Last night I had the pleasure of watching an old TV interview of Orson Welles on The Dick Cavett Show. It was on the Decades channel; yet another oldies TV station, playing to an aging population.
Orson Welles was awesome, a shadow from an age when there was more honesty on television. He sat comfortably, puffing on his cigar and spinning one story after another. It was obvious that he was a born showman. He simply could not turn it off. The same way some salespeople are; or the greed of the excessively rich. Even the way he let the cigar smoke roll out of his mouth as he spoke was calculated for affect. And, when telling a story, he had that playful look in his eye that a grandfather might have. The one that said that he knew that you knew half of his story was a lie, but he wasn’t going to tell you which half and you didn’t really care so long as it was fun and interesting.
Similarly, however, there was a look in his eye that also spoke of how serious he was; on the two small occasions he was being serious. The first was a comment about how he felt too many people were getting married. He said it was a shame there were so few confirmed bachelors anymore. (Today, a heterosexual man who is happily single is thought to be a myth; like a unicorn. “If a man thinks he’s a woman, that’s alright. But, if a heterosexual man is happy being single… he’s got serious issues.”) The other moment was when he stated that he was absolutely against suicide, except for on one occasion; when the illness of the person risks the financial well being of the family. Not only did he think it was acceptable to commit suicide to protect the family from ruin, he thought it was a decent person’s obligation. This was where his eye turned downright venomous as he cursed the doctors and hospitals for taking advantage of vulnerable people. For certainly the family will not make that choice, and unless the patient does, the health care industry will ride that wave as far as it will go. Take that choice away from a person, and we are all slaves in the end. And this was back in the seventies.
Today, we are well aware of the healthcare industry being an extortion racket, run by well organized and institutionalized crime syndicates. And I have always held that if we humans are going to find and maintain balance with our ecosystems on this planet, we are going to have to learn how to accept death as a part of the life cycle. The harder we fight against death, the worse our world will become; and the closer to extinction we will get.
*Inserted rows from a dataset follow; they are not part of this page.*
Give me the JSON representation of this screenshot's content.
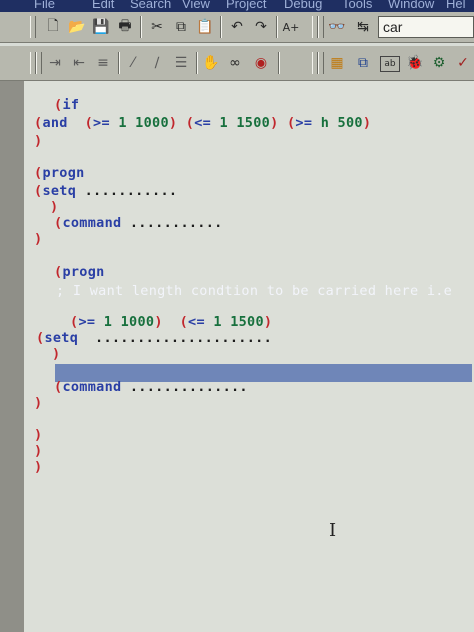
{
  "menu": [
    "File",
    "Edit",
    "Search",
    "View",
    "Project",
    "Debug",
    "Tools",
    "Window",
    "Hel"
  ],
  "toolbar": {
    "search_value": "car",
    "icons_row1": [
      "new-file-icon",
      "open-folder-icon",
      "save-icon",
      "print-icon",
      "cut-icon",
      "copy-icon",
      "paste-icon",
      "undo-icon",
      "redo-icon",
      "font-size-icon",
      "find-icon",
      "replace-icon"
    ],
    "icons_row2": [
      "indent-icon",
      "outdent-icon",
      "comment-icon",
      "uncomment-icon",
      "format-icon",
      "hand-icon",
      "glasses-icon",
      "stop-icon",
      "load-icon",
      "window-icon",
      "text-icon",
      "debug-icon",
      "tools-icon"
    ]
  },
  "code": {
    "l1": [
      "(",
      "if"
    ],
    "l2": [
      "(",
      "and",
      "(",
      ">=",
      "1 1000",
      ")",
      "(",
      "<=",
      "1 1500",
      ")",
      "(",
      ">=",
      "h 500",
      ")"
    ],
    "l3": [
      ")"
    ],
    "l4": [
      "(",
      "progn"
    ],
    "l5": [
      "(",
      "setq",
      "..........."
    ],
    "l6": [
      ")"
    ],
    "l7": [
      "(",
      "command",
      "..........."
    ],
    "l8": [
      ")"
    ],
    "l9": [
      "(",
      "progn"
    ],
    "l10": "; I want length condtion to be carried here i.e",
    "l11": [
      "(",
      ">=",
      "1 1000",
      ")",
      "(",
      "<=",
      "1 1500",
      ")"
    ],
    "l12": [
      "(",
      "setq",
      "....................."
    ],
    "l13": [
      ")"
    ],
    "l14": [
      "(",
      "command",
      ".............."
    ],
    "l15": [
      ")"
    ],
    "l16": [
      ")"
    ],
    "l17": [
      ")"
    ],
    "l18": [
      ")"
    ]
  },
  "colors": {
    "paren": "#c1272d",
    "keyword": "#2a3fa5",
    "number": "#17703d",
    "selection": "#6f86b8",
    "background": "#dcdfd8"
  }
}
Not that anyone should make such a choice for other people, but I think we need to start teaching people that they need to be responsible for more than just themselves and plan for the time when they might need to meet that obligation. No different from planning for retirement, and no different from a soldier choosing to sacrifice themselves for their mates, and for their country.
Alright… my little ramble is over.
Enjoy the day!!